It’s important that Christianity goes beyond the theology and terms that we have learned to something more relational.
How adequate was your formation?
I did my theology in the United States, in the seminary of the Conventual Franciscans. Studying with religious, and the spirituality of St. Francis, challenged me and changed the way I look at things.
In what way?
During my year as a deacon, I lived in an inner-city parish in Albany, N.Y. The neighborhood had once been populated by Italians and Irish, but when I was there in the late 1970s it was mainly poor blacks and Hispanic, who were not particularly Catholic.
Part of my task was to interest people in the life of the Church. To do this, I went stoop-to-stoop and door-to-door. I had to think about what you did with an empty church and a population that does not respond to the Church.
So what did you do?
Like with all evangelization, you have to pray and witness a lot. Gradually, this prayer and witnessing began to pay off. When I went to some black churches, they wanted me to join as a minister.
What can Catholics learn from Pentecostal churches?
At the last meeting I attended of the Council for Christian Unity, we discussed the threat of Pentecostals in Latin America. I said that we need to celebrate the gifts of the Holy Spirit more: prophecy, healing, intercessory prayer and all of that. This is one of the things the Pentecostals do.
I think there is only one formula for being a Church, only one formula for being Christians. And that formula is the one we read about in the Acts of the Apostles: a group of people living in the power of the Holy Spirit and the strength of the Word.
In some places we need to see how we can activate the gifts of the Holy Spirit.
How do you think this should be done?
These churches set up ministries for intercession, ministries of prophecy and so on. These gifts are bestowed on members of the Church and they need to be exercised. Priests must take the lead here.
How are relations in Ghana between Catholics and other Christians?
Initially, the Pentecostals and evangelicals in Ghana were suspicious of the Catholic Church.

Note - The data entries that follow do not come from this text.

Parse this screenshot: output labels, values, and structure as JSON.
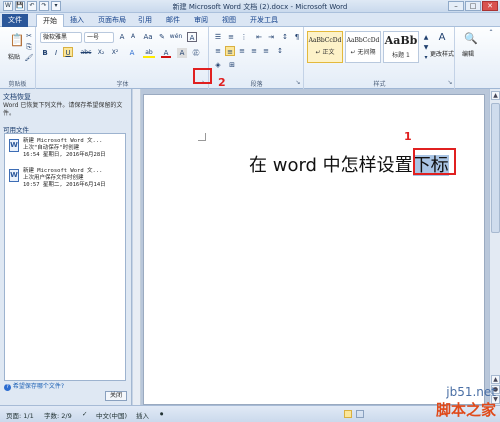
{
  "window": {
    "title": "新建 Microsoft Word 文档 (2).docx - Microsoft Word",
    "qat": [
      "W",
      "💾",
      "↶",
      "↷",
      "▾"
    ],
    "controls": {
      "minimize": "–",
      "maximize": "□",
      "close": "✕"
    }
  },
  "tabs": [
    "文件",
    "开始",
    "插入",
    "页面布局",
    "引用",
    "邮件",
    "审阅",
    "视图",
    "开发工具"
  ],
  "ribbon": {
    "clipboard": {
      "paste": "粘贴",
      "label": "剪贴板"
    },
    "font": {
      "name": "微软雅黑",
      "size": "一号",
      "grow": "A",
      "shrink": "A",
      "case": "Aa",
      "clear": "✎",
      "phonetic": "wén",
      "bold": "B",
      "italic": "I",
      "underline": "U",
      "strike": "abc",
      "sub": "X₂",
      "sup": "X²",
      "effects": "A",
      "highlight": "ab",
      "color": "A",
      "label": "字体",
      "launcher": "↘"
    },
    "paragraph": {
      "label": "段落",
      "launcher": "↘"
    },
    "styles": {
      "items": [
        {
          "sample": "AaBbCcDd",
          "name": "↵ 正文"
        },
        {
          "sample": "AaBbCcDd",
          "name": "↵ 无间隔"
        },
        {
          "sample": "AaBb",
          "name": "标题 1"
        }
      ],
      "change_styles": "更改样式",
      "label": "样式"
    },
    "editing": {
      "label": "编辑"
    }
  },
  "annotations": {
    "step1": "1",
    "step2": "2"
  },
  "recovery_pane": {
    "title": "文档恢复",
    "description": "Word 已恢复下列文件。请保存希望保留的文件。",
    "available": "可用文件",
    "files": [
      {
        "name": "新建 Microsoft Word 文...",
        "line2": "上次\"自动保存\"时创建",
        "line3": "16:54 星期日, 2016年8月28日"
      },
      {
        "name": "新建 Microsoft Word 文...",
        "line2": "上次用户保存文件时创建",
        "line3": "10:57 星期二, 2016年6月14日"
      }
    ],
    "which_link": "希望保存哪个文件?",
    "close": "关闭"
  },
  "document": {
    "text_before": "在 word 中怎样设置",
    "text_selected": "下标"
  },
  "status": {
    "page": "页面: 1/1",
    "words": "字数: 2/9",
    "language": "中文(中国)",
    "mode": "插入"
  },
  "watermark": {
    "site": "jb51.net",
    "brand": "脚本之家"
  },
  "colors": {
    "file_tab": "#2b579a",
    "annotation": "#e02020",
    "selection": "#a9c4e4"
  }
}
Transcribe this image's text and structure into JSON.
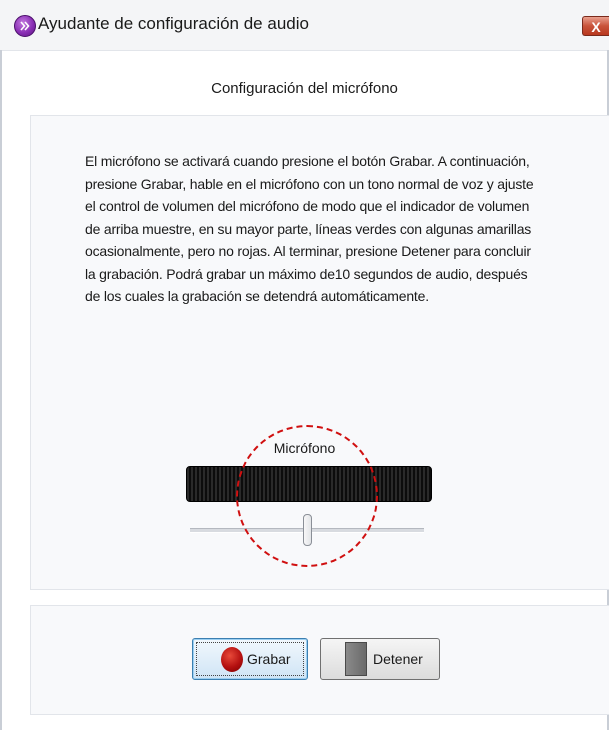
{
  "window": {
    "title": "Ayudante de configuración de audio",
    "app_icon": "purple-chevron-icon",
    "close_label": "X"
  },
  "section": {
    "title": "Configuración del micrófono"
  },
  "instructions": {
    "text": "El micrófono se activará cuando presione el botón Grabar. A continuación, presione Grabar, hable en el micrófono con un tono normal de voz y ajuste el control de volumen del micrófono de modo que el indicador de volumen de arriba muestre, en su mayor parte, líneas verdes con algunas amarillas ocasionalmente, pero no rojas. Al terminar, presione Detener para concluir la grabación. Podrá grabar un máximo de10 segundos de audio, después de los cuales la grabación se detendrá automáticamente."
  },
  "microphone": {
    "label": "Micrófono",
    "volume_level": 0.5
  },
  "buttons": {
    "record_label": "Grabar",
    "record_icon": "record-icon",
    "stop_label": "Detener",
    "stop_icon": "stop-icon"
  },
  "colors": {
    "highlight": "#d01010",
    "record": "#b41010",
    "app_icon": "#8a2fb5"
  }
}
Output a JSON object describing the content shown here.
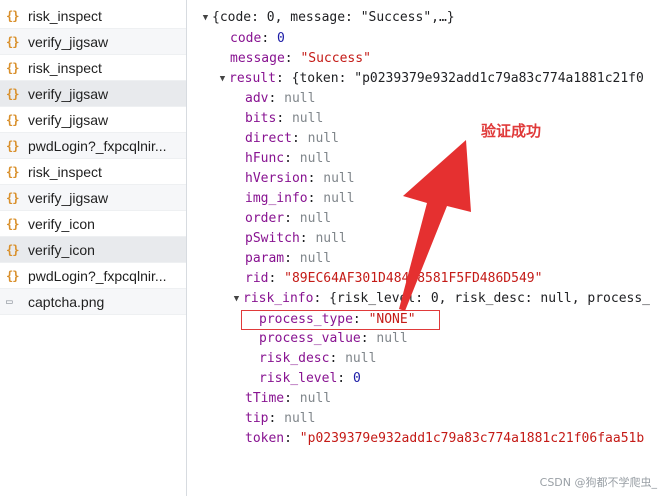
{
  "network_list": [
    {
      "icon": "{}",
      "name": "risk_inspect"
    },
    {
      "icon": "{}",
      "name": "verify_jigsaw"
    },
    {
      "icon": "{}",
      "name": "risk_inspect"
    },
    {
      "icon": "{}",
      "name": "verify_jigsaw"
    },
    {
      "icon": "{}",
      "name": "verify_jigsaw"
    },
    {
      "icon": "{}",
      "name": "pwdLogin?_fxpcqlnir..."
    },
    {
      "icon": "{}",
      "name": "risk_inspect"
    },
    {
      "icon": "{}",
      "name": "verify_jigsaw"
    },
    {
      "icon": "{}",
      "name": "verify_icon"
    },
    {
      "icon": "{}",
      "name": "verify_icon"
    },
    {
      "icon": "{}",
      "name": "pwdLogin?_fxpcqlnir..."
    },
    {
      "icon": "▭",
      "name": "captcha.png"
    }
  ],
  "preview": {
    "root_summary": "{code: 0, message: \"Success\",…}",
    "code_key": "code",
    "code_val": "0",
    "message_key": "message",
    "message_val": "\"Success\"",
    "result_key": "result",
    "result_summary": "{token: \"p0239379e932add1c79a83c774a1881c21f0",
    "fields": [
      {
        "key": "adv",
        "val": "null"
      },
      {
        "key": "bits",
        "val": "null"
      },
      {
        "key": "direct",
        "val": "null"
      },
      {
        "key": "hFunc",
        "val": "null"
      },
      {
        "key": "hVersion",
        "val": "null"
      },
      {
        "key": "img_info",
        "val": "null"
      },
      {
        "key": "order",
        "val": "null"
      },
      {
        "key": "pSwitch",
        "val": "null"
      },
      {
        "key": "param",
        "val": "null"
      }
    ],
    "rid_key": "rid",
    "rid_val": "\"89EC64AF301D484B8581F5FD486D549\"",
    "risk_info_key": "risk_info",
    "risk_info_summary": "{risk_level: 0, risk_desc: null, process_",
    "risk_fields": [
      {
        "key": "process_type",
        "val": "\"NONE\"",
        "type": "string"
      },
      {
        "key": "process_value",
        "val": "null",
        "type": "null"
      },
      {
        "key": "risk_desc",
        "val": "null",
        "type": "null"
      },
      {
        "key": "risk_level",
        "val": "0",
        "type": "number"
      }
    ],
    "tTime_key": "tTime",
    "tTime_val": "null",
    "tip_key": "tip",
    "tip_val": "null",
    "token_key": "token",
    "token_val": "\"p0239379e932add1c79a83c774a1881c21f06faa51b"
  },
  "annotation": {
    "text": "验证成功",
    "color": "#e03a3a"
  },
  "watermark": "CSDN @狗都不学爬虫_",
  "colors": {
    "key": "#881391",
    "number": "#1a1aa6",
    "string": "#c41a16",
    "null": "#80868b",
    "file_icon": "#d9902c"
  },
  "icons": {
    "expanded": "triangle-down-icon",
    "json_file": "json-braces-icon",
    "image_file": "image-file-icon"
  }
}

But we now have a group called Conference of Religions for Peace, made up of Catholics, mainstream Protestant churches and Muslims.
I was the chairman of it until last year. I have also spoken at prayer breakfasts of the Full Gospel, which consists of businessmen, some of them Catholics.
What are your hopes for next year’s Synod on the Bible?
We priests and bishops need to recognize that many of us are products of notional Christianity. Quite a sizable number entered seminary, received formation and got ordained, but might not have experienced any personal conversion. When that is the case, we are missing something that is very basic for the life of a Christian.
The Bible was produced by religious people and meant to inspire other religious people. It was produced by people of faith. So we should endeavor to make the Bible serve its purpose and inspire faith. This is what I hope the synod can achieve.
And what are your hopes for the special synod for Africa in 2009?
After the last synod for Africa in 1994, many diocesan synods were held. And, at least in Ghana, they all contained the word evangelization. But, at the end of the day, how many really did evangelize?
It can be talked about in an academic way and not really considered something that has to be lived. The Word of God must produce conversions, and conversions lead to witness.
At the second synod for Africa, we must look at how we are a Church in Africa. Rwanda was supposed to 99% Catholic. How could it end up with genocide?
We need to realize that notional Christianity has probably been too strong. Instead, we need a radical conversion that will make the presence of God real and personal for each one of us.
Greg Watts writes from London.
- November 18-24, 2007